Until next time I'll say goodbye.

Best Wishes,

Luke

domingo, 10 de julio de 2011

A new large mammal, a new lizard and a snake without a rattle in its tail!

Well I was going to start this post with after the excitement of my butterflies hatching things have been pretty quite here, however that was until yesterday morning!

You are not going to believe what I saw. I’m still reeling from the shock myself. 7am, walking along the beach, minding my own business and what should swim past me, casual as you like…? Only a capybara!!! It was just paddling along as calm as can be, diving and surfacing without a care in the world. And it was MASSIVE! It’s no wonder they are the worlds largest rodent it was HUGE! Not only was it amazing for me to see, as I have never seen one before, but it is the first sighting here at Laguna Blanca which means another large mammal species for our records. This place is incredible!

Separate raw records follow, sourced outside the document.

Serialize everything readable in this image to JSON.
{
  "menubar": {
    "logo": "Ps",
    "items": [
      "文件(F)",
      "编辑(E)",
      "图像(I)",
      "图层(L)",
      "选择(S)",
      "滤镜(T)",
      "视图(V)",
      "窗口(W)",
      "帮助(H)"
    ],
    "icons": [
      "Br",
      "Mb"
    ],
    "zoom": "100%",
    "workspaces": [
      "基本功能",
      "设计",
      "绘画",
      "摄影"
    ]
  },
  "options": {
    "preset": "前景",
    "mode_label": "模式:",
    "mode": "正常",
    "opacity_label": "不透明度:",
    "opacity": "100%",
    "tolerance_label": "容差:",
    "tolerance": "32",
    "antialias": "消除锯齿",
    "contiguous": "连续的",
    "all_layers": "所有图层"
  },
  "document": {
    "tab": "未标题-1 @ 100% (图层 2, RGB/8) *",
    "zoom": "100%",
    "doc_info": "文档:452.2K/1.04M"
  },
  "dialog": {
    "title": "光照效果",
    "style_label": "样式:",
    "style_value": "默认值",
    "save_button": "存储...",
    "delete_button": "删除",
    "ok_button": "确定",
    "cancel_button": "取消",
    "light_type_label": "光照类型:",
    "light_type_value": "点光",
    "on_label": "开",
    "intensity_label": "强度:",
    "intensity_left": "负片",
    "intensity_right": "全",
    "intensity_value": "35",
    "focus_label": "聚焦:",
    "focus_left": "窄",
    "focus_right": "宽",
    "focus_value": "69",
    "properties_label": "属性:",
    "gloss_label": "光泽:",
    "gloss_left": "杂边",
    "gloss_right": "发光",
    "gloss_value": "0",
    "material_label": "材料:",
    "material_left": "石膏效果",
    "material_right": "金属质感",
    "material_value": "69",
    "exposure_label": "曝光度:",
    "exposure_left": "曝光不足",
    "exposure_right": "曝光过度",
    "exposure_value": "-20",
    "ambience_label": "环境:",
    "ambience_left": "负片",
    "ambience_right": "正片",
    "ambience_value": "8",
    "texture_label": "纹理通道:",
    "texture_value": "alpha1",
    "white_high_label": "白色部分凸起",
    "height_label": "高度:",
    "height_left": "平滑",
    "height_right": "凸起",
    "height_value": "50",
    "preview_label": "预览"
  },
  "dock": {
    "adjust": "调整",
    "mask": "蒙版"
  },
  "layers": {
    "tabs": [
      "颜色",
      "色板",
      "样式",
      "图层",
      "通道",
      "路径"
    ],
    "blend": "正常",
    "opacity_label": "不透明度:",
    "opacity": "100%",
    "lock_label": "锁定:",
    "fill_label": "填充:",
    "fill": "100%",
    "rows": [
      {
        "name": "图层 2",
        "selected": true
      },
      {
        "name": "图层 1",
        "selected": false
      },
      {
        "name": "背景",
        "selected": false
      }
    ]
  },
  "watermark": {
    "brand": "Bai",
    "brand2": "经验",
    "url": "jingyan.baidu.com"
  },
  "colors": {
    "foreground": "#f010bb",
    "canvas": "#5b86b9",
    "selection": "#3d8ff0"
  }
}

That’s not the only amazing thing to have happened in the last 24 hours. I recently caught a couple of lizards in one of my pitfall traps which look similar to a species we catch quite regularly here, Cercosaura schreibersii, but when I compared them there was something that just didn’t look right. And after much conflabbing and emailing of photos with Paul our scientific co-ordinator it turns out that they are different. They are in fact a species of which there is only one record of in Paraguay and that was from 1895 !! Another really important find at Laguna Blanca!

Other than all of that though, it has to be admitted its’ been pretty quiet. This is due to it being so cold all of my reptile and amphibian friends have been tucked up in their beds and refusing to come out. All except for the Bothrops – a highly venomous snake that doesn’t rattle to warn you its there - that Aimee one of our interns keeps running into on her small mammal transects. However it always manages to disappear whenever I am available to go and remove it! I am on call now, whenever she is in the field I am prepped and ready to drop everything and nab it. I fear its going to be a long wait!

That’s all folks

See you next time

Helen